Jomar Tagatac, left, and Adrienne Kaori Walters, foreground — along with, background, from left, Elena Wright, Francis Jue and Emily Kuroda — appear in TheatreWorks Silicon Valley’s production of “The Language Archive.” (Courtesy Alessandra Mello)

Sweet, loving words spoken in ‘Language Archive’

TheatreWorks mines comedy in quirky Julia Cho script

A communications-challenged linguistics expert occupies the center of “The Language Archive” by award-winning playwright Julia Cho (“Aubergine” and “Office Hours” in recent seasons at Berkeley Repertory Theatre). It’s a sweetly endearing opening act of the 50th anniversary season at TheatreWorks Silicon Valley.

George (Jomar Tagatec) is dedicated to preserving languages at risk of extinction. He lives in the rarely heard tongues of indigenous people from far-flung corners of the globe but cannot express to his wife Mary (Elena Wright) that he loves and needs her.

His lab assistant Emma (Adrienne Kaori Walters) is equally tongue-tied in expressing her unrequited love for George. This despite learning Esperanto, the international language invented in the 19th century by Polish-Jewish ophthalmologist L. L. Zamenhof (who makes a brief appearance in the play), as a way to please him.

The triangle spins each of these characters in new directions simultaneous with the arrival of Alta (Emily Kuroda) and Resten (Francis Jue), who come to document their language for George before it dies with them.

It all sounds tragic, and real and potential loss is ever-present, but director Jeffrey Lo also mines all the comic undercurrents, particularly in the freewheeling performances of Jue and Kuroda, who also play other roles.
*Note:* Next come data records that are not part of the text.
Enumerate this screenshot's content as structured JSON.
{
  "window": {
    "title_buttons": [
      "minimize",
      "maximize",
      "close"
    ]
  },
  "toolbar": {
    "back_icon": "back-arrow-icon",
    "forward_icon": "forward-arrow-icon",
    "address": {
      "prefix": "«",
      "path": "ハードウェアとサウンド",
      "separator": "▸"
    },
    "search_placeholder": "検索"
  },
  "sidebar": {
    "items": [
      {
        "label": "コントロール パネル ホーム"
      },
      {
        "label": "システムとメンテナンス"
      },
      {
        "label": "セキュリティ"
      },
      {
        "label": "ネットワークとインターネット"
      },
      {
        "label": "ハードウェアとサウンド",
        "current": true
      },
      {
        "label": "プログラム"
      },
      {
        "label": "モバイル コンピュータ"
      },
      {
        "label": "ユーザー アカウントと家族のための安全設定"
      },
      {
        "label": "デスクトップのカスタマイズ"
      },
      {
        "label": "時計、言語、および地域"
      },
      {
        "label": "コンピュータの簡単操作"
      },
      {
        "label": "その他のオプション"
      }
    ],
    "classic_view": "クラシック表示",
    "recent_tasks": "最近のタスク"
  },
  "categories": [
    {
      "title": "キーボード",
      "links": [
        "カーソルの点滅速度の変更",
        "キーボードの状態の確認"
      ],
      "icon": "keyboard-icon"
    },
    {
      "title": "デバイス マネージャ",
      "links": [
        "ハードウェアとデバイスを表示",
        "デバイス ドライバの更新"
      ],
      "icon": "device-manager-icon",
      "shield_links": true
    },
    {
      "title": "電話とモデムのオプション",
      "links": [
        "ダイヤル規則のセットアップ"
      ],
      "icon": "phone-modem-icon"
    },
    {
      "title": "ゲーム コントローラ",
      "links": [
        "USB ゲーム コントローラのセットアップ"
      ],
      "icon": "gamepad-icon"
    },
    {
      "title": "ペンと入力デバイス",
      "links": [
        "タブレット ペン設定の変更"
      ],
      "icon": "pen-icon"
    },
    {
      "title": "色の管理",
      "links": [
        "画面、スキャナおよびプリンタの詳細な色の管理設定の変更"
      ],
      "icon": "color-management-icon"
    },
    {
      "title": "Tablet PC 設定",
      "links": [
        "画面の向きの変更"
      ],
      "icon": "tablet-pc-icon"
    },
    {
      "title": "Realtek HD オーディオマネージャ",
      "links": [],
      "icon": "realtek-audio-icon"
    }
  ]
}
As the last known speakers of Elloway, from a country never named, Alta and Resten hysterically thwart George’s plans by getting into a marital spat causing them to speak only English because “English is the language of anger.”
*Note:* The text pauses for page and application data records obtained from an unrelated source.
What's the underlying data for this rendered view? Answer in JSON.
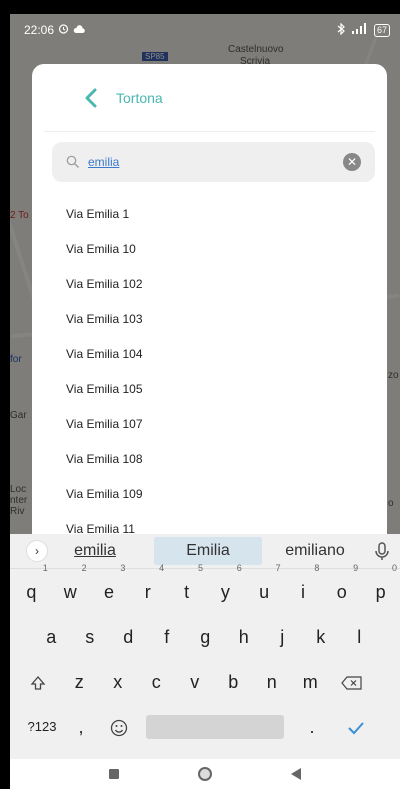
{
  "status_bar": {
    "time": "22:06",
    "icons": [
      "alarm-icon",
      "cloud-icon",
      "bluetooth-icon",
      "signal-icon"
    ],
    "battery": "67"
  },
  "map_labels": {
    "top_badge": "SP85",
    "castelnuovo": "Castelnuovo",
    "scrivia": "Scrivia",
    "left_1": "2 To",
    "left_2": "for",
    "left_3": "Gar",
    "left_4": "Loc",
    "left_5": "nter",
    "left_6": "Riv",
    "right_1": "zo",
    "right_2": "o"
  },
  "sheet": {
    "city": "Tortona",
    "search_value": "emilia",
    "results": [
      "Via Emilia 1",
      "Via Emilia 10",
      "Via Emilia 102",
      "Via Emilia 103",
      "Via Emilia 104",
      "Via Emilia 105",
      "Via Emilia 107",
      "Via Emilia 108",
      "Via Emilia 109",
      "Via Emilia 11"
    ]
  },
  "keyboard": {
    "suggestions": [
      "emilia",
      "Emilia",
      "emiliano"
    ],
    "row1": [
      {
        "key": "q",
        "num": "1"
      },
      {
        "key": "w",
        "num": "2"
      },
      {
        "key": "e",
        "num": "3"
      },
      {
        "key": "r",
        "num": "4"
      },
      {
        "key": "t",
        "num": "5"
      },
      {
        "key": "y",
        "num": "6"
      },
      {
        "key": "u",
        "num": "7"
      },
      {
        "key": "i",
        "num": "8"
      },
      {
        "key": "o",
        "num": "9"
      },
      {
        "key": "p",
        "num": "0"
      }
    ],
    "row2": [
      "a",
      "s",
      "d",
      "f",
      "g",
      "h",
      "j",
      "k",
      "l"
    ],
    "row3": [
      "z",
      "x",
      "c",
      "v",
      "b",
      "n",
      "m"
    ],
    "row4": {
      "symbols": "?123",
      "comma": ",",
      "period": "."
    }
  },
  "colors": {
    "accent": "#4ab8b0",
    "suggestion_highlight": "#d6e4ee",
    "enter_check": "#3a8fd8"
  }
}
Kuroda and Jue alternate between impish charm and classic Bickersons squabbling with superb timing. She also has a great time as a table-slamming Esperanto teacher and he as a cheerily suicidal baker.

Tagatec delivers a beautifully broken man, seemingly charming and affable but so self-conscious and emotionally stunted that when the break finally comes it overwhelms him and you feel it.
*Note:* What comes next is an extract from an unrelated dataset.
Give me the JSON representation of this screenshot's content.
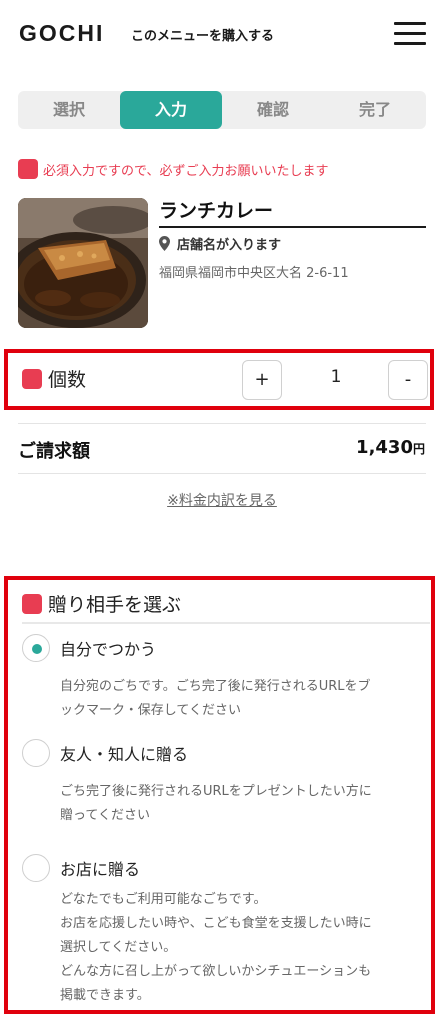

Walters travels a nicely nuanced path from ditzy “hopelessly devoted to you” romantic to caring and selfless friend who sacrifices her own desires to give the man she loves what he thinks he needs.

Wright travels a different arc to self-awareness, getting a new start with a starter of ancient yeast that bakes independence, self-sufficiency and a refreshing clarity into her profile.

Cho’s script, quirky and engaging from the start, falls a little flat when she tries to tie up loose ends with documentary-style direct narration about where each of the characters ultimately lands. Until then, it is a heartfelt exploration of the ways we struggle to communicate, and even the best words (and intentions) can fail us.


The Language Archive

Presented by TheatreWorks Silicon Valley

Where: Lucie Stern Theatre, 1305 Middlefield Road, Palo Alto

When: 7:30 p.m. Tuesdays, 2 and 7:30 p.m. Wednesdays, 8 p.m. Thursdays-Fridays, 2 and 8 p.m. Saturdays, 2 and 7 p.m. Sundays; closes Aug. 4

Tickets: $30 to $100

Contact: (650) 463-1960,


If you find our journalism valuable and relevant, please consider joining our Examiner membership program.
Find out more at

Just Posted

President Donald Trump and Democratic presidential nominee Joe Biden have taken different approaches to transit and infrastructure funding. <ins>(Yuri Gripas/Abaca Press/TNS)</ins>
Bay Area transit has big hopes for a Biden administration

The best chance for local agencies to get relief may be a change in federal leadership

BART Ambassadors are being called on to assist riders in social situations that don’t require police force. <ins>(Kevin N. Hume/S.F. Examiner)</ins>
Unarmed BART ambassadors program formalized with a focus on community service

Public safety and police reform are key elements in campaigns of Board members Dufty and Simon

East Bay hills and Port of Oakland visible from Point San Bruno Park jetty. (Shutterstock)
East Bay agencies urge precautionary evacuations ahead of wind event

At least two East Bay jurisdictions suggested Sunday that residents in the… Continue reading

Nate Durand of Chug Pub created an election-themed cocktail which has several names: Biden Harris, Barris, Hiden, and/or Dem Juice. (Saul Sugarman/Special to S.F. Examiner)
Drink blue, no matter who

But bar parties aren’t planned for Election Day

Lee Vining and Inyo National Forest are excellent fall color tour destinations. (Matt Johanson/Special to S.F. Examiner)
Gold Rush: Go now to see Sierra fall color

Maples, oaks, dogwoods, aspens glow in the next few weeks

Most Read